Dear Black Woman,

I appreciate you for being innately a giver, I vow to never take more than is needed nor more than what is given.

If you bare fruits, I know that those are yours to delegate and solely your own.

Black woman today you can know that your value is intrinsic and the way you express that is your way to give it to the world. So your looks, voice, craft, and most importantly you as a complete person is a blessing…

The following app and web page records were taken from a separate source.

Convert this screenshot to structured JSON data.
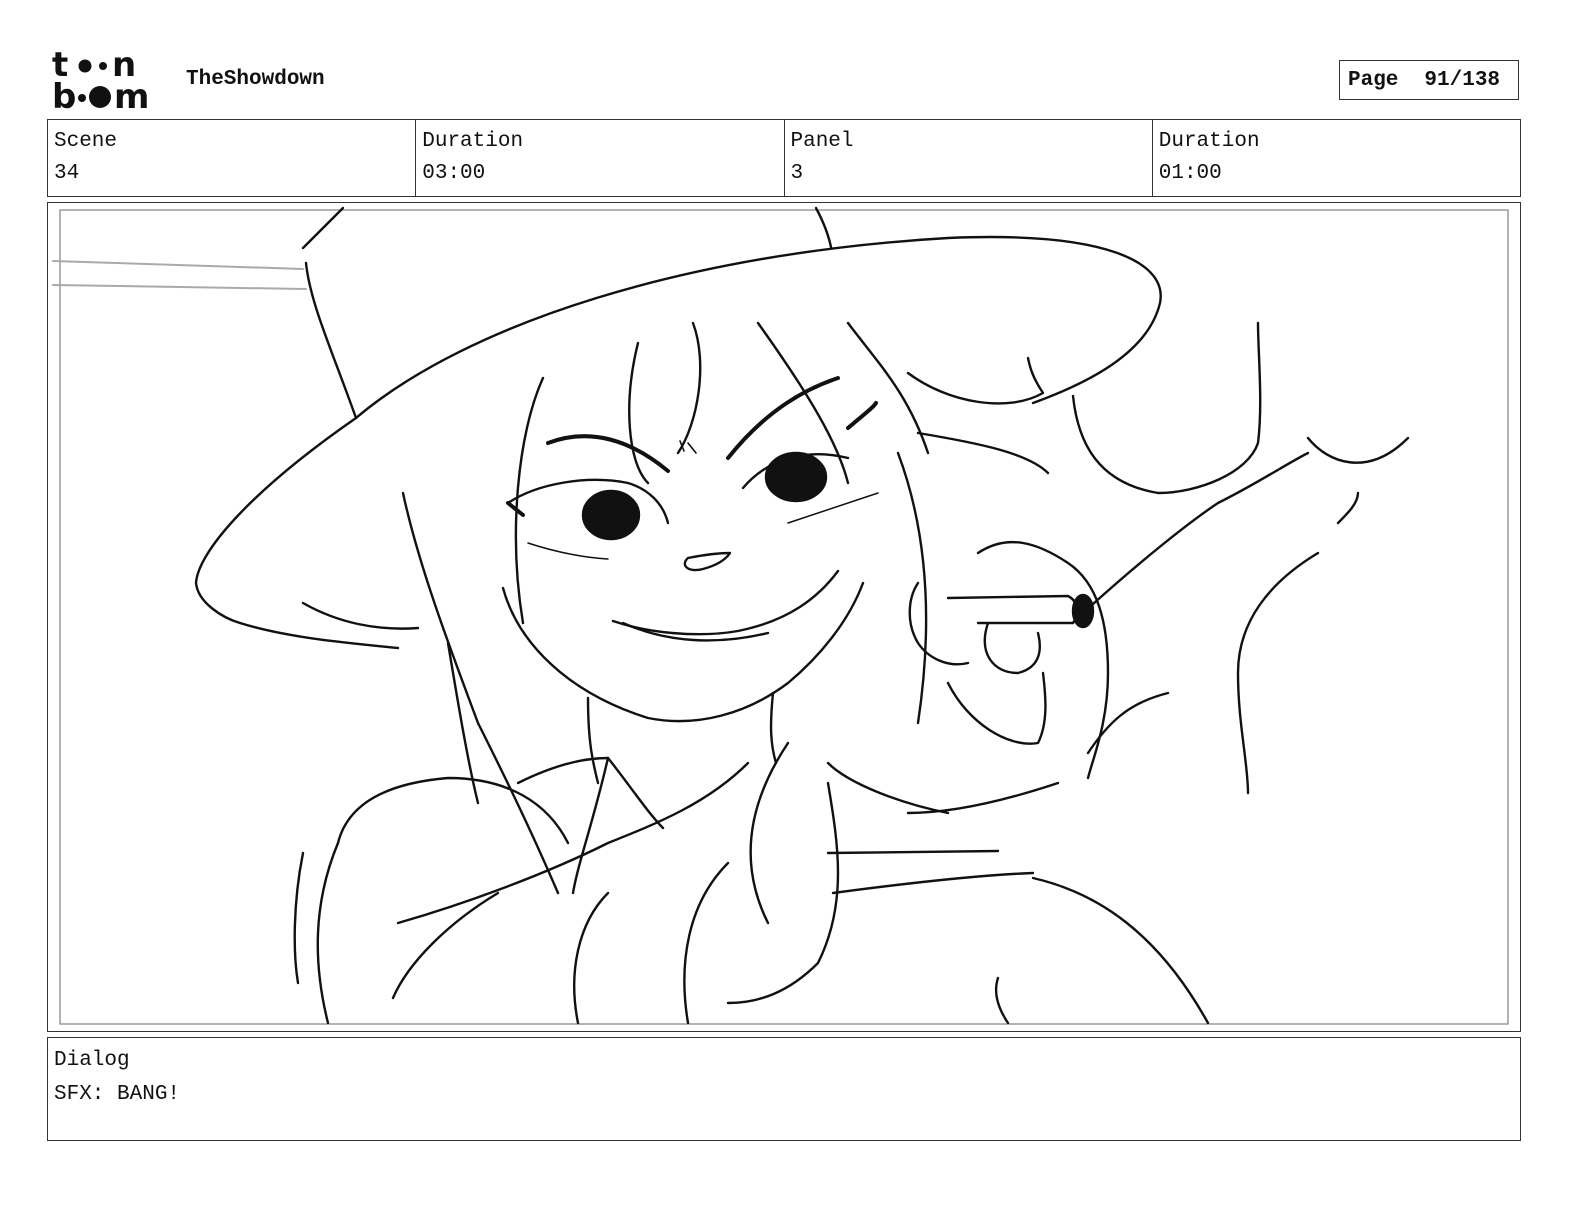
{
  "header": {
    "logo_line1": "toon",
    "logo_line2": "boom",
    "project_title": "TheShowdown",
    "page_label": "Page",
    "page_number": "91/138"
  },
  "info": [
    {
      "label": "Scene",
      "value": "34"
    },
    {
      "label": "Duration",
      "value": "03:00"
    },
    {
      "label": "Panel",
      "value": "3"
    },
    {
      "label": "Duration",
      "value": "01:00"
    }
  ],
  "dialog": {
    "label": "Dialog",
    "text": "SFX: BANG!"
  }
}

Maya Angelou (/ˈænəl/ ( listen);[1][2] born Marguerite Annie Johnson; April 4, 1928 – May 28, 2014) was an American poet, singer, memoirist, and civil rights activist. She published seven autobiographies, three books of essays, several books of poetry, and is credited with a list of plays, movies, and television shows spanning over 50 years. She received dozens of awards and more than 50 honorary degrees.[3] Angelou is best known for her series of seven autobiographies, which focus on her childhood and early adult experiences. The first, I Know Why the Caged Bird Sings (1969), tells of her life up to the age of 17 and brought her international recognition and acclaim.

Maya is an infinite pillar, she has been immortalized as a true life changing woman. After reading about her as a lover of poetry, her life engulfed me. It made me realize that some of the most beautiful souls endure the harsh realities and choose to be gentle. Yet in her gently wrapped delivery was powerful and meaningful moments, memoirs, and messages. Maya taught us to be our unapologetic self in the midst of all that is around us. Living and embodiment of womanhood, she lived many lives from being a sex worker to a stage actress and a social civil rights reformist. Her silence and words both bring perspective. She may be the prototype to any different vision of woman you may see. Showing that womanhood had no limits.

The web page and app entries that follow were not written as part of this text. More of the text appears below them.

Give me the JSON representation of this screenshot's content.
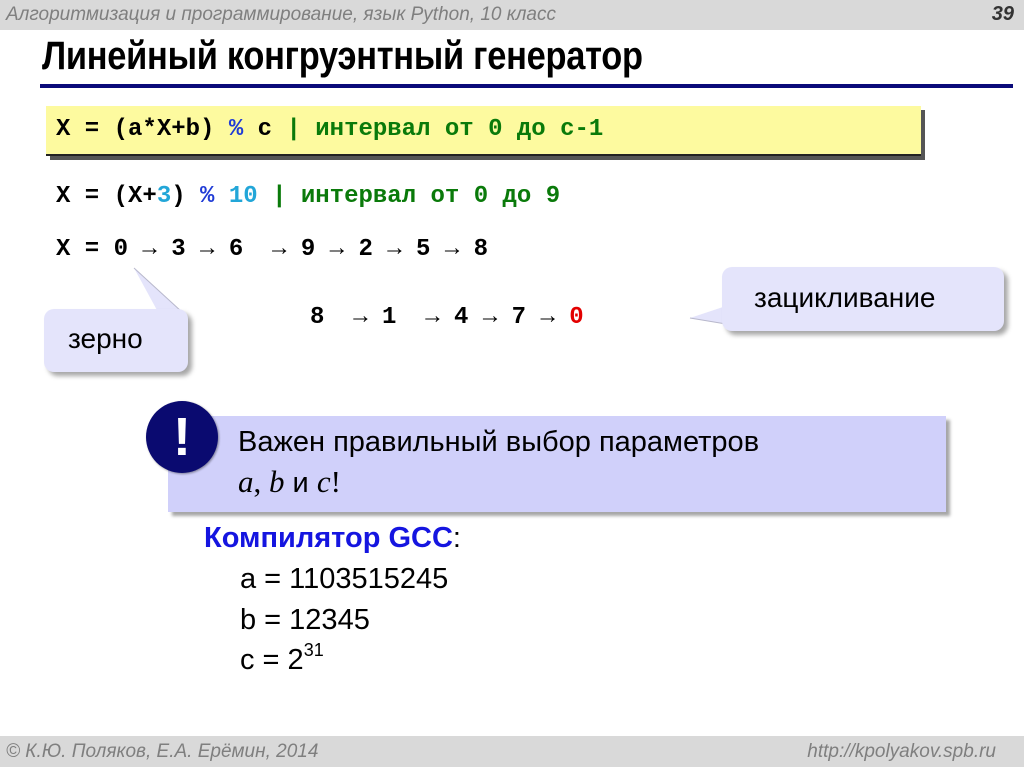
{
  "header": {
    "course": "Алгоритмизация и программирование, язык Python, 10 класс",
    "slide_number": "39"
  },
  "title": "Линейный конгруэнтный генератор",
  "formula": {
    "lhs": "X = (a*X+b) ",
    "op": "%",
    "rhs": " c ",
    "comment": "| интервал от 0 до c-1"
  },
  "example": {
    "prefix": "X = (X+",
    "inc": "3",
    "mid": ") ",
    "op": "%",
    "sp": " ",
    "mod": "10",
    "comment": " | интервал от 0 до 9"
  },
  "sequence": {
    "row1": "X = 0 → 3 → 6  → 9 → 2 → 5 → 8",
    "row2_prefix": "8  → 1  → 4 → 7 → ",
    "row2_last": "0"
  },
  "callouts": {
    "seed": "зерно",
    "cycle": "зацикливание"
  },
  "note": {
    "icon": "!",
    "line1": "Важен правильный выбор параметров",
    "a": "a",
    "comma": ", ",
    "b": "b",
    "and": " и ",
    "c": "c",
    "bang": "!"
  },
  "gcc": {
    "title": "Компилятор GCC",
    "colon": ":",
    "a": "a = 1103515245",
    "b": "b = 12345",
    "c_base": "c = 2",
    "c_exp": "31"
  },
  "footer": {
    "authors": "© К.Ю. Поляков, Е.А. Ерёмин, 2014",
    "site": "http://kpolyakov.spb.ru"
  }
}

Writer, poet, professor, journalist, actress, producer, director, activist, influencer…

All external titles but ultimately she is and will always remain….